Emilie, our first calf to born at La Singlarie back in September 2005, just over a year after we brought the farm gave birth to her calf of 2014 this afternoon. She is a gentle cow and a wonderful mother. The calf half Limousin like its mum and half Charolais is, farmer J thinks a female. Emilie was calm enough for us to take photos from a short distance as the calf was up and has suckled they have been left to bond together.
This evening all the herd welcomed the new member who is already walking and prancing around. Farmer J's going to have to get those ear tags in very soon over the next couple of days as this looks a lively calf who may just give him the run around.
Last January for farmer J's birthday I brought him a home brewing kit, firstly because in his dreams he wants a micro brewery and secondly there is only one type of British beer, Spitfire sold at the supermarket and a little expensive it is. Yes there are many Belgium and French beers but there alcohol content is far higher (and they are not quiet like an English beer on a Sunday, apparently) plus brewing your own works out far cheaper although don't take into account the number of bottles of beer needed to be drunk in order to be able to reuse them!
In order to make the beer it has to be kept at a constant temperature while it is fermenting so its had to wait a while as only the past fortnight has it been keeping at 19 degrees in the bathroom, the heater was on for a few days when temperature got down a bit and a beery smell started to take over the bathroom but today it was bottled.

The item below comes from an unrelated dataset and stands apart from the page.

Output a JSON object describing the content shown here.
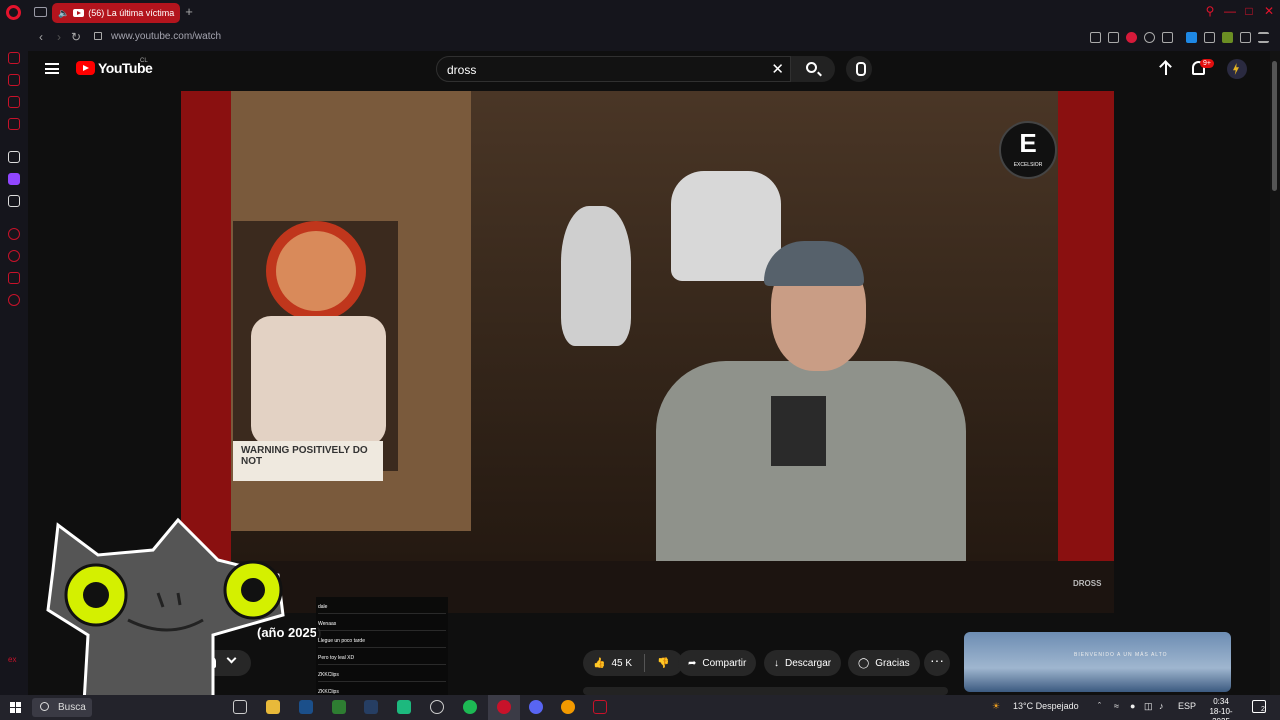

Lots of washing, sterilising, rinsing and draining bottles later and waiting for the beer …
This weekend we had both master C and miss F and her partner Flo back for the weekend, Master C left Sunday afternoon and Miss F and Flo this morning but before they did a bit of work was completed.

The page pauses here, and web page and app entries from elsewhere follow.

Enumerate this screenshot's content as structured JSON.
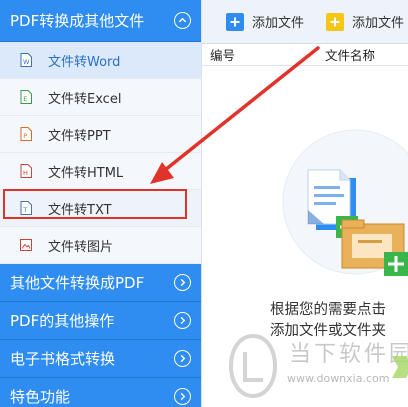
{
  "sidebar": {
    "groups": [
      {
        "label": "PDF转换成其他文件"
      },
      {
        "label": "其他文件转换成PDF"
      },
      {
        "label": "PDF的其他操作"
      },
      {
        "label": "电子书格式转换"
      },
      {
        "label": "特色功能"
      }
    ],
    "items": [
      {
        "label": "文件转Word"
      },
      {
        "label": "文件转Excel"
      },
      {
        "label": "文件转PPT"
      },
      {
        "label": "文件转HTML"
      },
      {
        "label": "文件转TXT"
      },
      {
        "label": "文件转图片"
      }
    ]
  },
  "toolbar": {
    "add_file_label": "添加文件",
    "add_folder_label": "添加文件"
  },
  "table": {
    "columns": [
      "编号",
      "文件名称"
    ]
  },
  "empty_state": {
    "line1": "根据您的需要点击",
    "line2": "添加文件或文件夹"
  },
  "watermark": {
    "text": "当下软件园",
    "url": "www.downxia.com"
  },
  "colors": {
    "sidebar_header": "#2f8cf0",
    "selected_bg": "#dbe9fb",
    "highlight_red": "#e0342a",
    "add_file_icon": "#2f8cf0",
    "add_folder_icon": "#f5c518"
  }
}
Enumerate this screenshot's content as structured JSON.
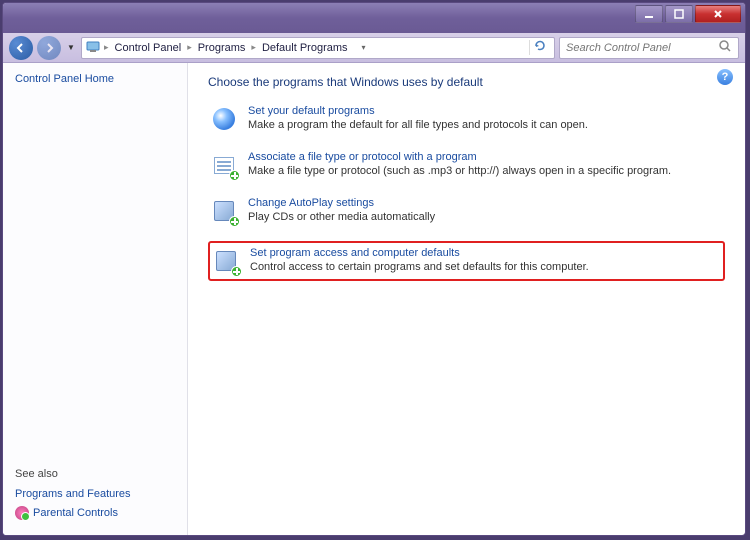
{
  "breadcrumb": [
    "Control Panel",
    "Programs",
    "Default Programs"
  ],
  "search_placeholder": "Search Control Panel",
  "sidebar": {
    "home": "Control Panel Home",
    "see_also": "See also",
    "links": [
      "Programs and Features",
      "Parental Controls"
    ]
  },
  "main": {
    "heading": "Choose the programs that Windows uses by default",
    "items": [
      {
        "title": "Set your default programs",
        "desc": "Make a program the default for all file types and protocols it can open.",
        "highlighted": false
      },
      {
        "title": "Associate a file type or protocol with a program",
        "desc": "Make a file type or protocol (such as .mp3 or http://) always open in a specific program.",
        "highlighted": false
      },
      {
        "title": "Change AutoPlay settings",
        "desc": "Play CDs or other media automatically",
        "highlighted": false
      },
      {
        "title": "Set program access and computer defaults",
        "desc": "Control access to certain programs and set defaults for this computer.",
        "highlighted": true
      }
    ]
  }
}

All over the farm we have brambles growing, some are good that give us blackberries, although these are now beginning to get a bit out of hand and are in need of a harsh cut back the other brambles we have do no give fruit only hard work and torn arms from removing them. They grow to a certain point when we can stand them no longer or they get in the way and look unsightly this is the time we say enough and start to cut them back. Monday morning farmer J started to hack away with his machete the brambles along the road side near our barn to recover an electric cable which they had grown over. In doing so he unearthed old metal farm machinery.
Bearing in mind we have now been here ten years this is the first time it had been seen buried under earth (there is a lot of old bits of machinery…
One plant that does grow well around the gites and garden and that I don't seem to be able to kill is lavender. In the summer the bushes are swarming with bees, hummingbird moths, butterflies and other flying insects, lot of holiday photos have been taken by keen photographers, some setting up chairs and waiting for ages with big cameras and lenses waiting for the right moment and right insect to land.
It does give a lovely show and smell as well, its picked and placed in vases in the gites by guests. Its very tactile and difficult to pass without a rub of a flower that's if you like the smell. I think its very much like marmite you either love it or hate it, a smell of memories of grans and old aunts who use to get given Yardley's old lavender smellies for presents. I like the smell but it can be quiet overpowering, especially when this year I have finally been able to save the dried flowers. Previous years other things have got in the way and its been to late, they got …